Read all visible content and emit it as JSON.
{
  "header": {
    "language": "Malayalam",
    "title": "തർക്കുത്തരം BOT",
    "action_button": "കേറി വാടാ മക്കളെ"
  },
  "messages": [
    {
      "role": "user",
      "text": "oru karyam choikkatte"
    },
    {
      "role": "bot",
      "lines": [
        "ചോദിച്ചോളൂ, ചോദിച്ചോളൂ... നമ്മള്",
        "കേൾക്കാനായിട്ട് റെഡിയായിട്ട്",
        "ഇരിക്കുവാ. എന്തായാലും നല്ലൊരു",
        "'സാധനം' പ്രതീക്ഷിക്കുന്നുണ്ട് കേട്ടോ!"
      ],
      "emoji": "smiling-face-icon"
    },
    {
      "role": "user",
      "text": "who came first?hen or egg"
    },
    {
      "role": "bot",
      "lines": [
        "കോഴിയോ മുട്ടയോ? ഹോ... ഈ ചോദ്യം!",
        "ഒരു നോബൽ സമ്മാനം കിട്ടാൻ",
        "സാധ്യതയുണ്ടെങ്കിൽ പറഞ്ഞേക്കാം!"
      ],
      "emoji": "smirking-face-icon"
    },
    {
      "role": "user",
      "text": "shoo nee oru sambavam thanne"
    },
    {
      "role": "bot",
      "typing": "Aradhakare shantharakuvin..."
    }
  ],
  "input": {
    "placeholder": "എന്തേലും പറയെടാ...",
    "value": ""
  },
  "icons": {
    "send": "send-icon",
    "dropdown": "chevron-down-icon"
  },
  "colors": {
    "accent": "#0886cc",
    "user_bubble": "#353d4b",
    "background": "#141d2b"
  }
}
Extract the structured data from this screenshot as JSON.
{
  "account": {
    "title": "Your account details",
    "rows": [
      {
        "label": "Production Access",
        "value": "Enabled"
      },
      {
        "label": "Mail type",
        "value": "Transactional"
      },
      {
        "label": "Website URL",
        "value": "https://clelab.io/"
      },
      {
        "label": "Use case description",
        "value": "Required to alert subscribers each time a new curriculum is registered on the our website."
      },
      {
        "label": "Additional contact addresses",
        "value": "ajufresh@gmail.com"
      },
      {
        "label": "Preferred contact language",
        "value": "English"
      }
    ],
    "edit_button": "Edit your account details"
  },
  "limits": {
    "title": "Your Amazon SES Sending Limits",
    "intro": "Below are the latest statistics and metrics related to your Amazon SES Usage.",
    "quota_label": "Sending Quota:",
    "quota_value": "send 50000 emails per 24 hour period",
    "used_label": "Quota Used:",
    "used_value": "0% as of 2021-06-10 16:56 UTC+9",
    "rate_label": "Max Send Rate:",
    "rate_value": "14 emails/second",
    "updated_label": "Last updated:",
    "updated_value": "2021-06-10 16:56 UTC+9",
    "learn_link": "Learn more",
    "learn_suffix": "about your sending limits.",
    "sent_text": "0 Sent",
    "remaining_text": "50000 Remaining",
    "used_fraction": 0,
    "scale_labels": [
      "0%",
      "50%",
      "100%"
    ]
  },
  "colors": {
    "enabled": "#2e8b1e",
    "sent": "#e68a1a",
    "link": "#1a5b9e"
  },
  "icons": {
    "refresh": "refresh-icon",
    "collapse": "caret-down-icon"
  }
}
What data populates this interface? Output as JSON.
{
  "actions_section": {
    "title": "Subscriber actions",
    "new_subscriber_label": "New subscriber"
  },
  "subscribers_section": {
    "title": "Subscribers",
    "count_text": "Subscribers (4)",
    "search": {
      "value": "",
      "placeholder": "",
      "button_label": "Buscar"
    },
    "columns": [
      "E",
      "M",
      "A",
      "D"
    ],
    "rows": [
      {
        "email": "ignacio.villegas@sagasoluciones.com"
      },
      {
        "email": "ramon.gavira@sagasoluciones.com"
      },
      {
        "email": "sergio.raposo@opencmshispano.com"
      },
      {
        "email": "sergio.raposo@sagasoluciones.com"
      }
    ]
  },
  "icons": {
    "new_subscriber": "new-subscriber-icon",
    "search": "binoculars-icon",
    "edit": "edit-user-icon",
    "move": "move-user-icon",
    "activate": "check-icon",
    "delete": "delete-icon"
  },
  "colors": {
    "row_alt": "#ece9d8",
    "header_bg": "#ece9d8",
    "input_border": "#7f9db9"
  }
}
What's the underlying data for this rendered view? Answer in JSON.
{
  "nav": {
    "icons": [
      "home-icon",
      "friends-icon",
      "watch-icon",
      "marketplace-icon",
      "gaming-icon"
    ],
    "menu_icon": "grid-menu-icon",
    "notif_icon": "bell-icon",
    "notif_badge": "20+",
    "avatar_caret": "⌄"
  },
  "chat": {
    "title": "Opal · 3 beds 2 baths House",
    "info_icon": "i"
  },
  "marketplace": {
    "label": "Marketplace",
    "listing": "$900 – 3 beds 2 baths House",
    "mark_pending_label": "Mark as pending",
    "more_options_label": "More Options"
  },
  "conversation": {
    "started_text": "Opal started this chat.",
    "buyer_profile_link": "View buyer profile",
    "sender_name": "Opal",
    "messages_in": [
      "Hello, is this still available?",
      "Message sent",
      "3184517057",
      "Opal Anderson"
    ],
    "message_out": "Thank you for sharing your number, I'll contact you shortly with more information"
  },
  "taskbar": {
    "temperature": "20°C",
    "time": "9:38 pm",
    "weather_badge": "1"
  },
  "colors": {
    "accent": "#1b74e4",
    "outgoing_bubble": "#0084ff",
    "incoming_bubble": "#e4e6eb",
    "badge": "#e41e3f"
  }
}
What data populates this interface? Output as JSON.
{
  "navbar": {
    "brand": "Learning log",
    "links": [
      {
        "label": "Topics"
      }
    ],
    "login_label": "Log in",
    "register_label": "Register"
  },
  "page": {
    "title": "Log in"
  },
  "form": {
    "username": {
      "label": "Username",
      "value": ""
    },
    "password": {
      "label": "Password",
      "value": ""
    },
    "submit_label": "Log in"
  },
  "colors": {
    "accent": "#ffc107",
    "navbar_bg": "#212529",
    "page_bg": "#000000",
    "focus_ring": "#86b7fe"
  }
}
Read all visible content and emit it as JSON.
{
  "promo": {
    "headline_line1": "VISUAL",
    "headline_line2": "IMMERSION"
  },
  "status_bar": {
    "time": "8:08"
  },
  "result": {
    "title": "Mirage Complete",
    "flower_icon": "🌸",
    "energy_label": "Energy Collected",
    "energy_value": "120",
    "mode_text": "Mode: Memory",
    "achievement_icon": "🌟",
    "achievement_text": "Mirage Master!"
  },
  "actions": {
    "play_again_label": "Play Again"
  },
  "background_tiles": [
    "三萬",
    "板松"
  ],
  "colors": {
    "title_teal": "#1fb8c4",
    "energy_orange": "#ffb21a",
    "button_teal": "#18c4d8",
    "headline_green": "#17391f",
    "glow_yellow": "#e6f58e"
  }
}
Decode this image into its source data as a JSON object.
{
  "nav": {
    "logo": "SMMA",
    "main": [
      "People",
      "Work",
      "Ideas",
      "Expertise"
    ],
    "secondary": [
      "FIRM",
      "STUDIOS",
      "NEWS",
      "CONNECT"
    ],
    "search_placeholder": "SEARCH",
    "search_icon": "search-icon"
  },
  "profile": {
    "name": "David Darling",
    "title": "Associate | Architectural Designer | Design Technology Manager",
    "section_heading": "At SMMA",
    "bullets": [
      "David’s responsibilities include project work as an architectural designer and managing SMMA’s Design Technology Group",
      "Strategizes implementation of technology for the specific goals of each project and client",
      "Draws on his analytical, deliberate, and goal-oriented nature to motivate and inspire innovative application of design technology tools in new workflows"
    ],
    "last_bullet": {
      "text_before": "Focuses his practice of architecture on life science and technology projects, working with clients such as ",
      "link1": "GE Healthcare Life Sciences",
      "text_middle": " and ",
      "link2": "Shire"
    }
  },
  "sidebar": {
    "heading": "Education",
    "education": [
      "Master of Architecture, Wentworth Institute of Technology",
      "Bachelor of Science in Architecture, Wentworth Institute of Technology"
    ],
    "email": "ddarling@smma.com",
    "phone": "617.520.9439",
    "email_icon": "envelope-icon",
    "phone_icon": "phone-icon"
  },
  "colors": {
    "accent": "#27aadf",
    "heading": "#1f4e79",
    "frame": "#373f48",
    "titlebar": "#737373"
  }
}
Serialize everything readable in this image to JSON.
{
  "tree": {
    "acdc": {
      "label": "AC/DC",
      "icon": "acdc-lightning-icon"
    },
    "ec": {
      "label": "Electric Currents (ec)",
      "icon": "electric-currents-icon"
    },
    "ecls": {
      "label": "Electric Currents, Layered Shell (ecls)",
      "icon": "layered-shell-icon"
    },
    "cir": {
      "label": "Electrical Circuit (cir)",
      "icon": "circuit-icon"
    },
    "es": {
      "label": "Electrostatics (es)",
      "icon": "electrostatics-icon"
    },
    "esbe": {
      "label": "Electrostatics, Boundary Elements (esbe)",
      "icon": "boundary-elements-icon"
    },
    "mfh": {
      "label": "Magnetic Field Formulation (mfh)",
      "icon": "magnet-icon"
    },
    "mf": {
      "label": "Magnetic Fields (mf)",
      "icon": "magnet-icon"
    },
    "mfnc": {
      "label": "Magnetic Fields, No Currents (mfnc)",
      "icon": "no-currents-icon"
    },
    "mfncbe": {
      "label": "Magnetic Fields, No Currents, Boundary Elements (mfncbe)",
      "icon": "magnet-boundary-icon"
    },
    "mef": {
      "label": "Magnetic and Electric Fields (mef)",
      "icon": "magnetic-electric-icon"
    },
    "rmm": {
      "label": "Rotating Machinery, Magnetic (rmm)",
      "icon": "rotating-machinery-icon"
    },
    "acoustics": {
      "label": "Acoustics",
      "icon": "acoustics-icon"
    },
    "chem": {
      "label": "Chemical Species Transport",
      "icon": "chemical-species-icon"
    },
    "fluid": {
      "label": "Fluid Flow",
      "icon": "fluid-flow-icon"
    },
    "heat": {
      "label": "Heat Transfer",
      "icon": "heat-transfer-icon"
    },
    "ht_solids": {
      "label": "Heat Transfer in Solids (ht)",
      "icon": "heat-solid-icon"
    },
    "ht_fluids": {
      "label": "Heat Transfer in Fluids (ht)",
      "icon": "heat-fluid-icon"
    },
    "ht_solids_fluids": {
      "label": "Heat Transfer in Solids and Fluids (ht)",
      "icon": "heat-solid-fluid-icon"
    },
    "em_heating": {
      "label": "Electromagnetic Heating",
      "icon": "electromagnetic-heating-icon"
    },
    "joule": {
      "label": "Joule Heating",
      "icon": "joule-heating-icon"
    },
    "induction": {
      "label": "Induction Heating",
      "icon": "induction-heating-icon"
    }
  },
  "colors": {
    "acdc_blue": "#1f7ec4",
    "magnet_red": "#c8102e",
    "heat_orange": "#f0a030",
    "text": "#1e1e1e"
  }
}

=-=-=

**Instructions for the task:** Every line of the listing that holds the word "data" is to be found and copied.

**Solution:**
Extract the structured data from this screenshot as JSON.
What data populates this interface? Output as JSON.
What's the underlying data for this rendered view? Answer in JSON.
What data populates this interface? Output as JSON.
Decode this image into its source data as a JSON object.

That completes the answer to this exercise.